Over time, the COVID-19 teams developed a good sense of how to take care of these patients. They also knew how to stay safe, so personal fears were easing — but social tensions were ratcheting up, the heightened anxiety and despair creating a bleak landscape.
“Since COVID-19 started, our community violence rate has dramatically gone up,” said Poirier of the emergency department. “The number of people shot has gone up 30% to 50%, and there are more suicides and suicide attempts and more drug-related issues, sometimes in people with two, three, even four different drugs in their system at once.” People without homes were insisting they could quarantine under a bridge and tell people to stay away.
“It kind of feels like the four horsemen are riding into town,” Ruoff remarked to a colleague.
Nationwide, doctors began expressing concerns that the CDC, which always has been a steadying voice of authority, seemed to be delaying or changing its guidance due to political pressures. “You had to sift through recommendations that were coming out of Atlanta and D.C. and try to understand what the different pressures were,” Powderly said. “We’re fortunate in that quite a number of the infectious disease faculty have held national leadership positions, so we know quite a number of people at the NIH and CDC. That allows us to have a better understanding of the dynamics.”
Still, there was no looking things up. The textbooks on COVID-19 had not yet been written. The only way to move ahead was to let the virus itself teach them.
Another intersection of society and medicine was the disproportionate number of patients who were African American. It was surreal enough to see an entire ICU filled with patients who had only one kind of sickness, Cristina Vazquez Guillamet said, but then to see that the majority of them were Black, more vulnerable for a long list of reasons laced with mistrust and inequity? “We have to do something about this,” she told Rodrigo. “At the end of this, we have to be better humans.”
That was the impulse that brought WashU docs outside, the sun reflecting off hundreds of white coats as they lined Kingshighway Boulevard, protesting for racial justice after a police officer in Minneapolis knelt on George Floyd for more than eight minutes while he gasped, “I can’t breathe.” Asked by a USA Today reporter if protesting was a public health risk, Babcock pointed out that systemic racism is also a public health risk. Will Ross, MD, MPH, professor of medicine and associate dean for diversity, co-authored a study that found African Americans to be 16% of the region’s population — and 34% of its confirmed COVID-19 cases.
A new and lethal pandemic, grueling hours, wrenching isolation, social tension — what has kept WashU’s docs going all these months? A fierce sense of mission, of responsibility. This was what they had trained to do, what they could do when others couldn’t. Also, notes Cristina Vazquez Guillamet, “there was the intellectual curiosity. We wanted to understand.”

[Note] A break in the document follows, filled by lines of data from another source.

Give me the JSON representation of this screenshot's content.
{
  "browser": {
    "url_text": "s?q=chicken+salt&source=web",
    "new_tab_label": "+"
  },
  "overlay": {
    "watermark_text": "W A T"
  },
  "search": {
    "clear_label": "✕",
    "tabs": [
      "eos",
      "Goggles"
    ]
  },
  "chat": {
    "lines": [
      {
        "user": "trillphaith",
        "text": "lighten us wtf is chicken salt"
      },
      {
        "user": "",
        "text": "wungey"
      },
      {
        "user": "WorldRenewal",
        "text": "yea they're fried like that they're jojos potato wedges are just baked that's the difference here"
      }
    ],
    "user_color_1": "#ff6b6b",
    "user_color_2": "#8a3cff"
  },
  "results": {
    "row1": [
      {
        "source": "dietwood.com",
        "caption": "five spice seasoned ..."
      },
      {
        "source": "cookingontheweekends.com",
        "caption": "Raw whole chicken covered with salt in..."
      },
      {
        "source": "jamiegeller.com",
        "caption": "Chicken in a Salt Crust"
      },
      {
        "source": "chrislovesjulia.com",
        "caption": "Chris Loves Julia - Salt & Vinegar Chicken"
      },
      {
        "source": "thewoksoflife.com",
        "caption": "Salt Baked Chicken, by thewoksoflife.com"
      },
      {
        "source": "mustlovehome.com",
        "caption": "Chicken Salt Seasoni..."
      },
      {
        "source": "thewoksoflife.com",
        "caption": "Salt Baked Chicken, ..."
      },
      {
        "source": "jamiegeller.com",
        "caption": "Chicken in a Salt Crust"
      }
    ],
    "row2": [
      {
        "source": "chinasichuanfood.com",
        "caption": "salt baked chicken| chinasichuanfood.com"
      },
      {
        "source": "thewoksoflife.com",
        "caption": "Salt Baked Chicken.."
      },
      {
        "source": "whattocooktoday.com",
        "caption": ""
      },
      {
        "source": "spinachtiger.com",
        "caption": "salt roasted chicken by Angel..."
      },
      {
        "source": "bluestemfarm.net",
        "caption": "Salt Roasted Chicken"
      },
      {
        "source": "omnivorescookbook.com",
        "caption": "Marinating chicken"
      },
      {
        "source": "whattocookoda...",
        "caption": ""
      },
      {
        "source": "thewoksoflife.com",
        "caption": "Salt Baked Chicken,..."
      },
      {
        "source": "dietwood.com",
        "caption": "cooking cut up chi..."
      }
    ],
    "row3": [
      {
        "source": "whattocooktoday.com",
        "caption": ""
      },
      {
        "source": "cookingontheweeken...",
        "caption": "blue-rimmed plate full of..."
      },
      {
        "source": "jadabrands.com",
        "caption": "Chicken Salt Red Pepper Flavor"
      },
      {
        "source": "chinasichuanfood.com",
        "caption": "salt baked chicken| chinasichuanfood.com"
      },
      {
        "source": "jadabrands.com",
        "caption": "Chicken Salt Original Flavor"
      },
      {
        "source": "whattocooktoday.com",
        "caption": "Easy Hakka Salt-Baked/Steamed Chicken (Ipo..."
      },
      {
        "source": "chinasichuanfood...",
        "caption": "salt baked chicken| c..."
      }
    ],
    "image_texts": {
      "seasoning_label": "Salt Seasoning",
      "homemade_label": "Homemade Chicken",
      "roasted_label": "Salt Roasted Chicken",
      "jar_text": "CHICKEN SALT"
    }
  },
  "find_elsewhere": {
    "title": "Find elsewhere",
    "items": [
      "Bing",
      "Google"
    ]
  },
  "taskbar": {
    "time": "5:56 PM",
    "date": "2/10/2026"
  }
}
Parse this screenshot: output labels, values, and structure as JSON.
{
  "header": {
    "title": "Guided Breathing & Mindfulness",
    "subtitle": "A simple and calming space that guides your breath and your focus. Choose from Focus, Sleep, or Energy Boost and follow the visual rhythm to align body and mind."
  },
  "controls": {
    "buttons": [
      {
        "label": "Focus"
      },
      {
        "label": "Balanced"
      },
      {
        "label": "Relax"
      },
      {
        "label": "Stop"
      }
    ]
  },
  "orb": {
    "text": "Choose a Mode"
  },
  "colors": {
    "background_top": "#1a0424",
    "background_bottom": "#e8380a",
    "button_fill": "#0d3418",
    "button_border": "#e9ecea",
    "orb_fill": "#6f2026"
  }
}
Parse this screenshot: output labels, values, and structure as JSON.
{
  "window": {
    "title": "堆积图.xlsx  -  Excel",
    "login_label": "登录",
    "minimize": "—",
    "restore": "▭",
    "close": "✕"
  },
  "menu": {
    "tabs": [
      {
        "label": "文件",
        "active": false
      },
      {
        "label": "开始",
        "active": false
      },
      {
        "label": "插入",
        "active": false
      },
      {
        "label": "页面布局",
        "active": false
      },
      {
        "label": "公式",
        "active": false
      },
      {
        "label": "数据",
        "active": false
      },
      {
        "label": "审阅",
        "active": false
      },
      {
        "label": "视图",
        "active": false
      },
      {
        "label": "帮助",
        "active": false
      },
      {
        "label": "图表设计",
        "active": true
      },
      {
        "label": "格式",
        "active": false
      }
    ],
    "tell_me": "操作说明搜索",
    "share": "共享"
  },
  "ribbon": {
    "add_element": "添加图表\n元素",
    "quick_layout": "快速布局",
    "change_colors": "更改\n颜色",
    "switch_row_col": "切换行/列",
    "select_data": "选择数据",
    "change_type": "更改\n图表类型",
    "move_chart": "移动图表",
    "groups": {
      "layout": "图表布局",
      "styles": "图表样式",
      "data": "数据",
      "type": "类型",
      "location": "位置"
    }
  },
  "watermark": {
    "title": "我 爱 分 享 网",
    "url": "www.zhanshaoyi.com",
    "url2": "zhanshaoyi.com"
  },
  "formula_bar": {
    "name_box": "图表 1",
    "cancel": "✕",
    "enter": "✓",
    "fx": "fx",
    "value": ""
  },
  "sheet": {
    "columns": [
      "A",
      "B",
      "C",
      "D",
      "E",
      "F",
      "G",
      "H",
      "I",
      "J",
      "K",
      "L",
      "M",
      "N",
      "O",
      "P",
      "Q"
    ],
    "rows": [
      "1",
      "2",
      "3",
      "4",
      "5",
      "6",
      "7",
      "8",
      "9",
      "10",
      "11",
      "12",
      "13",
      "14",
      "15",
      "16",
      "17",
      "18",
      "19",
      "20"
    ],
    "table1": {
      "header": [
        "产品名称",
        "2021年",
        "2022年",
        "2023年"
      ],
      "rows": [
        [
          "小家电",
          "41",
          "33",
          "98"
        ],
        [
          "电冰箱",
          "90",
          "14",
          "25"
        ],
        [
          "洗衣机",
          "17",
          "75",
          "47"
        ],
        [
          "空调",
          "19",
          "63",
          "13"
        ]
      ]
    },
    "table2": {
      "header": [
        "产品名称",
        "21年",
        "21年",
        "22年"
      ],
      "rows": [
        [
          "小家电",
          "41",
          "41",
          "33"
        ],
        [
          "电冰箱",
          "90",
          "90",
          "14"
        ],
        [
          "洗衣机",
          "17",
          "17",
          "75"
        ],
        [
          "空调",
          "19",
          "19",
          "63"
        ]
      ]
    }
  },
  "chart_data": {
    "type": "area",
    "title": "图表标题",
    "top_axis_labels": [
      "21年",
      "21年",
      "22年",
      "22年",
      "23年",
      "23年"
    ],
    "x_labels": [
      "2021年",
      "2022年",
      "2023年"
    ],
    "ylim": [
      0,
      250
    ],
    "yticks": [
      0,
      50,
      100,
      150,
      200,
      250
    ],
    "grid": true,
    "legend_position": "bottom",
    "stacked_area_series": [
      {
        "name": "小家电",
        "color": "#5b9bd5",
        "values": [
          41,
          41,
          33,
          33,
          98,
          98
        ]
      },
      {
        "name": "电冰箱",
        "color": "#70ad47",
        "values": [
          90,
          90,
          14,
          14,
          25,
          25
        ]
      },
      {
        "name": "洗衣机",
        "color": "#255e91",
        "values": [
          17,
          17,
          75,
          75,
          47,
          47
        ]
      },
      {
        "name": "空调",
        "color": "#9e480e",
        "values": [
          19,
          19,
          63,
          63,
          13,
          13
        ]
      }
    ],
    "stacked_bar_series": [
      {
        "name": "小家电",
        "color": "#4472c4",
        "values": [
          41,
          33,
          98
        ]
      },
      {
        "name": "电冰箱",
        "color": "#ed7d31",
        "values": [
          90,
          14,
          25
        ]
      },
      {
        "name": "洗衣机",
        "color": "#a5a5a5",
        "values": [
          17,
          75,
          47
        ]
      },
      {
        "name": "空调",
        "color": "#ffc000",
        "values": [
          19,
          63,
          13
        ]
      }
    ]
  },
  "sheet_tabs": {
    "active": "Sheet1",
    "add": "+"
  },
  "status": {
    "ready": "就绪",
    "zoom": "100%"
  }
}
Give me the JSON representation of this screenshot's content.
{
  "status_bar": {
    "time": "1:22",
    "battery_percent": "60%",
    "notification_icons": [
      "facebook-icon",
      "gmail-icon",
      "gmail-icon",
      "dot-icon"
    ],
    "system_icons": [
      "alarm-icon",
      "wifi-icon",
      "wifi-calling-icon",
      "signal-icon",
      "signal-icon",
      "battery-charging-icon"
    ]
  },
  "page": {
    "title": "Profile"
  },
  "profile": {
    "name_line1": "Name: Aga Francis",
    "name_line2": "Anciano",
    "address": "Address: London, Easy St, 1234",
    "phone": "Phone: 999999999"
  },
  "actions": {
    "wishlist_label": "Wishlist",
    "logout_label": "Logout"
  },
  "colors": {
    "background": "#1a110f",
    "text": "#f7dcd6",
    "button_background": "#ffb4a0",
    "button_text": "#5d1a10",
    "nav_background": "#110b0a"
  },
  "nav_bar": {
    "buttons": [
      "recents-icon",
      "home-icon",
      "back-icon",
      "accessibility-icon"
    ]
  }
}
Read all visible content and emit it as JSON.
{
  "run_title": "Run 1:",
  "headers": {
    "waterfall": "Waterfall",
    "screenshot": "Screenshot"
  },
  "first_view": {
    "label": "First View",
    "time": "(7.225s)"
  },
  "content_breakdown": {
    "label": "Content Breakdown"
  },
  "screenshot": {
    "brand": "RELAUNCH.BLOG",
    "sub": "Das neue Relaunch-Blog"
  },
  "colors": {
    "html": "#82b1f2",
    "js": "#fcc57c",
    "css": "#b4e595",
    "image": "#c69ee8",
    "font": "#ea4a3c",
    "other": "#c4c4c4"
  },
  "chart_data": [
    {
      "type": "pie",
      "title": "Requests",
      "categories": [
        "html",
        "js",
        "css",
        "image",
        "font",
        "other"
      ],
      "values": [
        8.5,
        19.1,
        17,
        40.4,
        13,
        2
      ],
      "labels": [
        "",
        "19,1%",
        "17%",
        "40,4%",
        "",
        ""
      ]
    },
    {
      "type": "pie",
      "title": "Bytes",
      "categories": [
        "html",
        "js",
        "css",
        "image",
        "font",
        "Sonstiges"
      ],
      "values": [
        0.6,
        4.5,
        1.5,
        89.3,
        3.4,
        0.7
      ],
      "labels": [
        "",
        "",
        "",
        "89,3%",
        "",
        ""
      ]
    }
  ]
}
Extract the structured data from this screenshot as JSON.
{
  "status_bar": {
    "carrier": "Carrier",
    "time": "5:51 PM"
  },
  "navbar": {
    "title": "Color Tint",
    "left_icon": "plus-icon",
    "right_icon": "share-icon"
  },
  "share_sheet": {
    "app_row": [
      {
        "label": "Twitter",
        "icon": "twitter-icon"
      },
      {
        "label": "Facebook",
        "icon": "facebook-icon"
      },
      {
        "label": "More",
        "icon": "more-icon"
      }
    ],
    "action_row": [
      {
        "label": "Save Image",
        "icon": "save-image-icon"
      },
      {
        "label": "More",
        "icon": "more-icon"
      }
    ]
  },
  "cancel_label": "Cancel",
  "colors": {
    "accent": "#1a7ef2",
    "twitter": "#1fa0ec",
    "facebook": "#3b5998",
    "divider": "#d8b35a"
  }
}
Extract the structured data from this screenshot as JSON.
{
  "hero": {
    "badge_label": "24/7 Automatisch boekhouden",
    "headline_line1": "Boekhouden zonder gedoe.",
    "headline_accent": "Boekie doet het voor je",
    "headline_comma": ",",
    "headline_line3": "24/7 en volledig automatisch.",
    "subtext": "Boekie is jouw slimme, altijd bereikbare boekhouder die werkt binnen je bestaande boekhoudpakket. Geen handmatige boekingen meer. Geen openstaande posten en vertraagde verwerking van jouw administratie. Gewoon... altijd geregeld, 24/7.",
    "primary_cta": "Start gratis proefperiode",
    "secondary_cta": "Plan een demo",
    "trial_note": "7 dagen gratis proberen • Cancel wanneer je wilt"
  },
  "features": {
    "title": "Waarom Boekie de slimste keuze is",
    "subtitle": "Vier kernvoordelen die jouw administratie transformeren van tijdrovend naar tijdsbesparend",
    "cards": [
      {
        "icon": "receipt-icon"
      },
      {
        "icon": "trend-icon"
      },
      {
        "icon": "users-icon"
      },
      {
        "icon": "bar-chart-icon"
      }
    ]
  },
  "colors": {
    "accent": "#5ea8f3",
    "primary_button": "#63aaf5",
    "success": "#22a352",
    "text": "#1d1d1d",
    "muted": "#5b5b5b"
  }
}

What was hard was risking your life and your family’s, witnessing so much suffering and sacrifice, then hearing people insist that the virus was a political exaggeration, the precautions a conspiracy. “People find out you’re a doctor, and they want you to tell them, ‘Yeah, it’s nothing,’” Theodoro said. “When you say, ‘No, I’ve seen it,’ the incredulity — it can’t register.”
At the bedside, though, all denials and arguments and alternate realities vanish, and only care remains. “When you look at a patient, you don’t see their political views,” said McEvoy. “It doesn’t matter if they thought COVID was real or not.”
Published in the Winter 2020-21 issue